His treatise boldly ignored the millennial quietism of Shia Islam, based as it was on eschewing politics and awaiting the Coming of its Saviour. Khomeini agitated (with the aid of hypothetical syllogisms) for a political Islam in absence of the Saviour. Consequently, his strange thesis of the “Mandate of the Jurist” was largely ignored by the Shia grand jurists even after it was enshrined in the constitution of the Islamic Republic in 1979.

The Islamic Republic’s theocracy was stillborn. Hence, the actual legitimation of the Iranian regime had to rest on something other than religious doctrine. And that substitute was 20th-century revolutionary populism. That is why crowds are the essence of the Islamic Republic of Iran. Popular elections and packed demonstrations are stand-ins for a functioning political theology.

The crowds that had been the ambrosia of legitimacy for the Islamic Republic in its first decade, however, have been increasingly acting as its poison. Gradual disenchantment, not only with the theocratic infrastructure (headed by the supreme leader) but also with the democratic elements (parliament and presidency) of the Iranian polity, has become palpable in the last two years. Even the reformers have suffered a legitimation crisis.

There was only one thing that could revive the system: A robust external enemy. And what enemy could be better than the good old ogre, America, the “Great Satan”? The problem was that after four decades of blaming everything on that fictitious entity the trope had lost credibility.

With the assassination of Soleimani backed by Trump’s renewed sanctions and his bullying tweets, Iran is channelling the halcyon days of Khomeinist Revolution. The caricature of ugly American politicians falsely promoted for 40 years is now proudly embodied by the current occupier of the White House.

Which reminds me of a story: Once upon a time, there was a man with a deadly phobia of an alligator hiding under his bed. He took drugs and saw every psychiatrist in town. Nothing helped and he finally died. The coroner recorded the cause of death as having been eaten by an alligator hiding under his bed.

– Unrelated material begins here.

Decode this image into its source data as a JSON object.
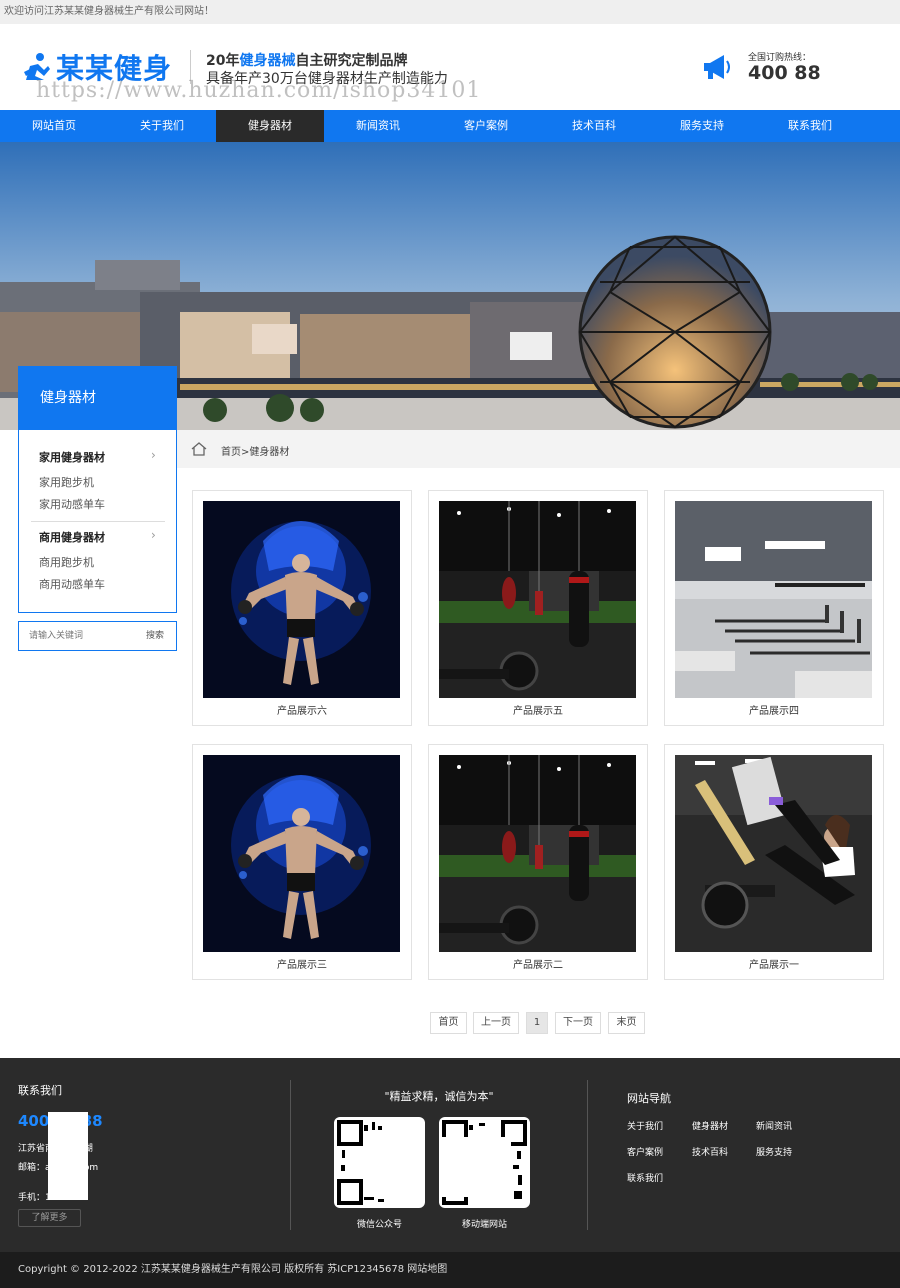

The views expressed in this article are the author’s own and do not necessarily reflect Al Jazeera’s editorial stance.